Dataset rows describing interfaces
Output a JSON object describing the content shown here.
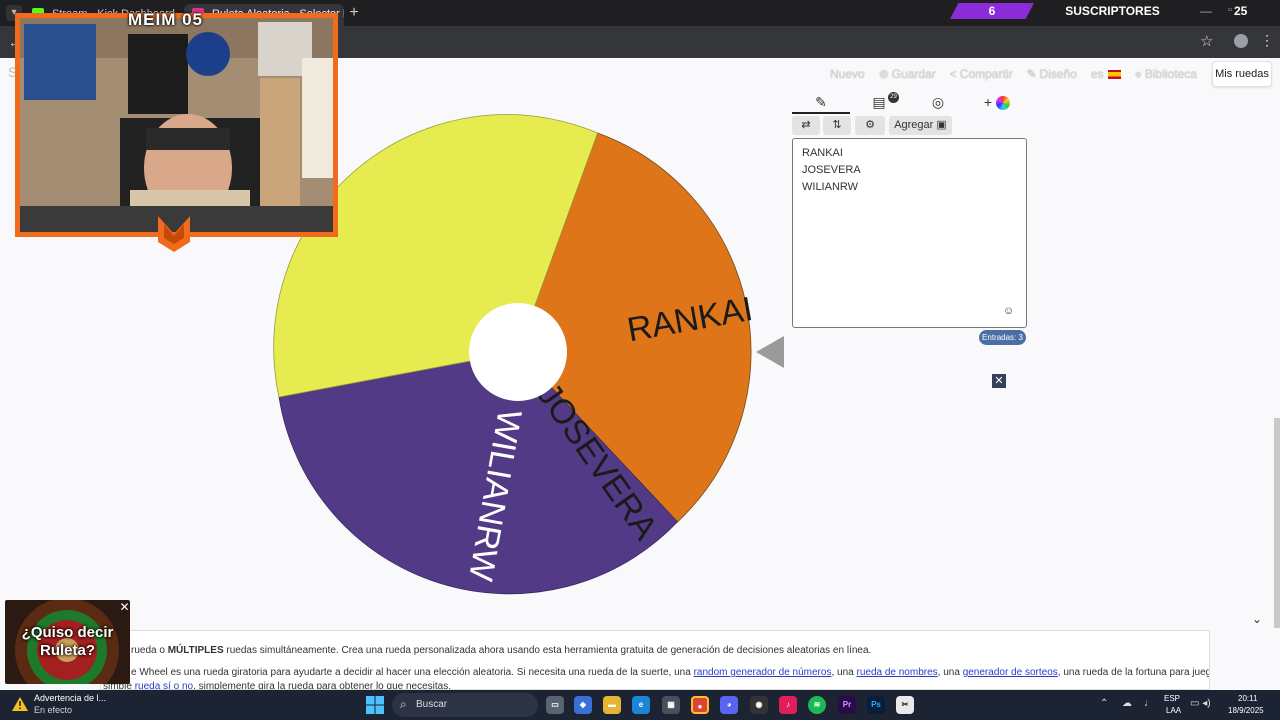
{
  "browser": {
    "tabs": [
      {
        "label": "Stream - Kick Dashboard"
      },
      {
        "label": "Ruleta Aleatoria - Selector De"
      }
    ],
    "new_tab_glyph": "+"
  },
  "stream_overlay": {
    "cam_title": "MEIM 05",
    "subscriber_count": "6",
    "subscriber_label": "SUSCRIPTORES",
    "subscriber_extra": "25",
    "accent_color": "#f26a1b",
    "badge_color": "#8c2bd8"
  },
  "site_nav": {
    "new": "Nuevo",
    "save": "Guardar",
    "share": "Compartir",
    "design": "Diseño",
    "lang": "es",
    "library": "Biblioteca",
    "my_wheels": "Mis ruedas"
  },
  "wheel": {
    "segments": [
      {
        "label": "RANKAI",
        "color": "#df7519"
      },
      {
        "label": "WILIANRW",
        "color": "#533a86"
      },
      {
        "label": "JOSEVERA",
        "color": "#e6ec50"
      }
    ]
  },
  "editor": {
    "results_badge": "29",
    "add_image_label": "Agregar",
    "entries": [
      "RANKAI",
      "JOSEVERA",
      "WILIANRW"
    ],
    "entries_count": "Entradas: 3"
  },
  "info": {
    "line1_pre": "rueda o ",
    "line1_bold": "MÚLTIPLES",
    "line1_post": " ruedas simultáneamente. Crea una rueda personalizada ahora usando esta herramienta gratuita de generación de decisiones aleatorias en línea.",
    "line2_a": "e Wheel es una rueda giratoria para ayudarte a decidir al hacer una elección aleatoria. Si necesita una rueda de la suerte, una ",
    "link1": "random generador de números",
    "line2_b": ", una ",
    "link2": "rueda de nombres",
    "line2_c": ", una ",
    "link3": "generador de sorteos",
    "line2_d": ", una rueda de la fortuna para juegos o una",
    "line3_a": "simple ",
    "link4": "rueda sí o no",
    "line3_b": ", simplemente gira la rueda para obtener lo que necesitas."
  },
  "ad": {
    "text_line1": "¿Quiso decir",
    "text_line2": "Ruleta?"
  },
  "taskbar": {
    "notification_title": "Advertencia de l...",
    "notification_sub": "En efecto",
    "search_placeholder": "Buscar",
    "lang_line1": "ESP",
    "lang_line2": "LAA",
    "time": "20:11",
    "date": "18/9/2025"
  }
}
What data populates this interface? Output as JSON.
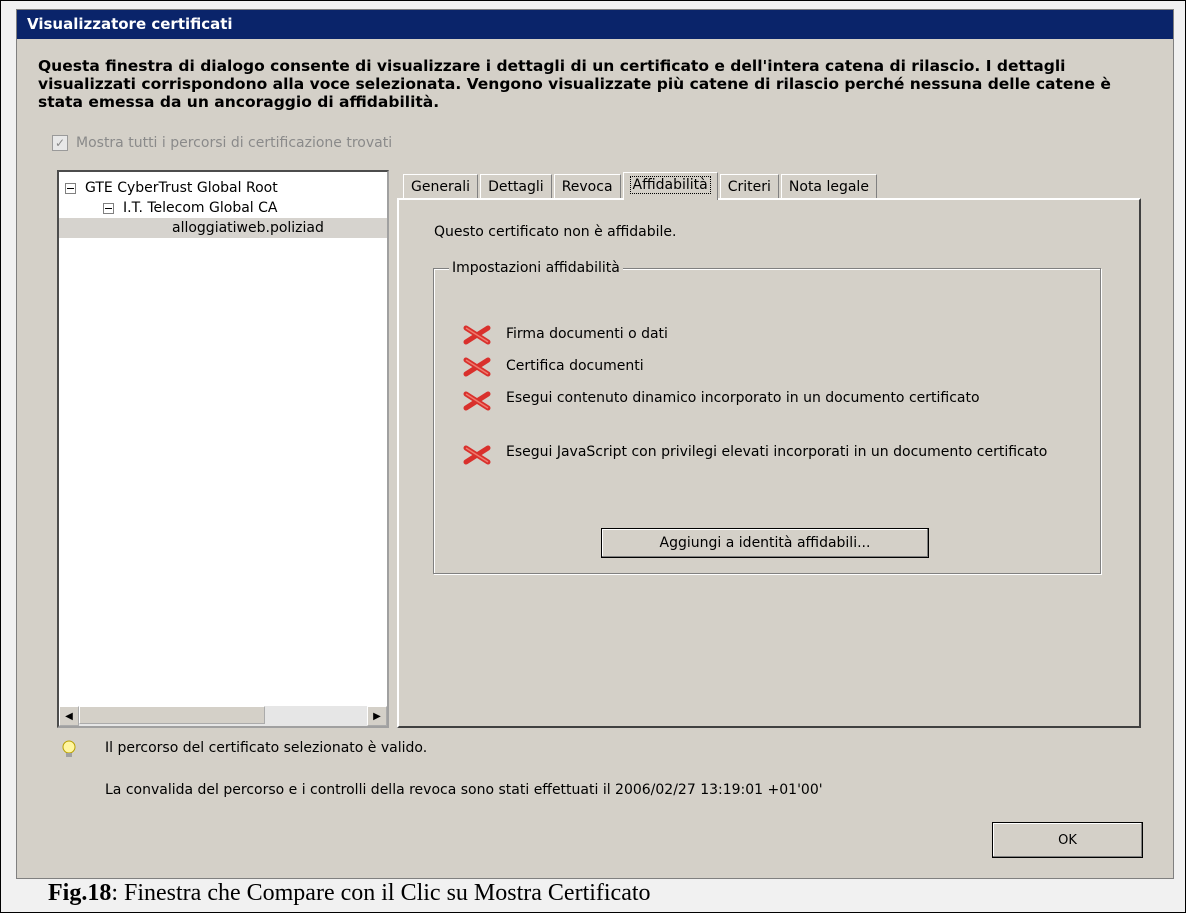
{
  "window": {
    "title": "Visualizzatore certificati"
  },
  "intro": "Questa finestra di dialogo consente di visualizzare i dettagli di un certificato e dell'intera catena di rilascio. I dettagli visualizzati corrispondono alla voce selezionata. Vengono visualizzate più catene di rilascio perché nessuna delle catene è stata emessa da un ancoraggio di affidabilità.",
  "show_all": {
    "label": "Mostra tutti i percorsi di certificazione trovati",
    "checked": true
  },
  "tree": {
    "items": [
      {
        "label": "GTE CyberTrust Global Root",
        "level": 0
      },
      {
        "label": "I.T. Telecom Global CA",
        "level": 1
      },
      {
        "label": "alloggiatiweb.poliziad",
        "level": 2,
        "selected": true
      }
    ]
  },
  "tabs": [
    {
      "label": "Generali"
    },
    {
      "label": "Dettagli"
    },
    {
      "label": "Revoca"
    },
    {
      "label": "Affidabilità",
      "active": true
    },
    {
      "label": "Criteri"
    },
    {
      "label": "Nota legale"
    }
  ],
  "trust": {
    "status_text": "Questo certificato non è affidabile.",
    "group_label": "Impostazioni affidabilità",
    "items": [
      {
        "label": "Firma documenti o dati",
        "icon": "red-x-icon"
      },
      {
        "label": "Certifica documenti",
        "icon": "red-x-icon"
      },
      {
        "label": "Esegui contenuto dinamico incorporato in un documento certificato",
        "icon": "red-x-icon"
      },
      {
        "label": "Esegui JavaScript con privilegi elevati incorporati in un documento certificato",
        "icon": "red-x-icon"
      }
    ],
    "add_button": "Aggiungi a identità affidabili..."
  },
  "status": {
    "valid_text": "Il percorso del certificato selezionato è valido.",
    "check_text": "La convalida del percorso e i controlli della revoca sono stati effettuati il 2006/02/27 13:19:01 +01'00'"
  },
  "ok_button": "OK",
  "caption": {
    "prefix": "Fig.18",
    "text": ": Finestra che Compare con il Clic su Mostra Certificato"
  },
  "colors": {
    "titlebar": "#0a246a",
    "dialog": "#d4d0c8",
    "x_icon": "#d9302c"
  }
}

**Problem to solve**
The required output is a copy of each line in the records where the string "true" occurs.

**Written response**
    "checked": true
        "selected": true
      "active": true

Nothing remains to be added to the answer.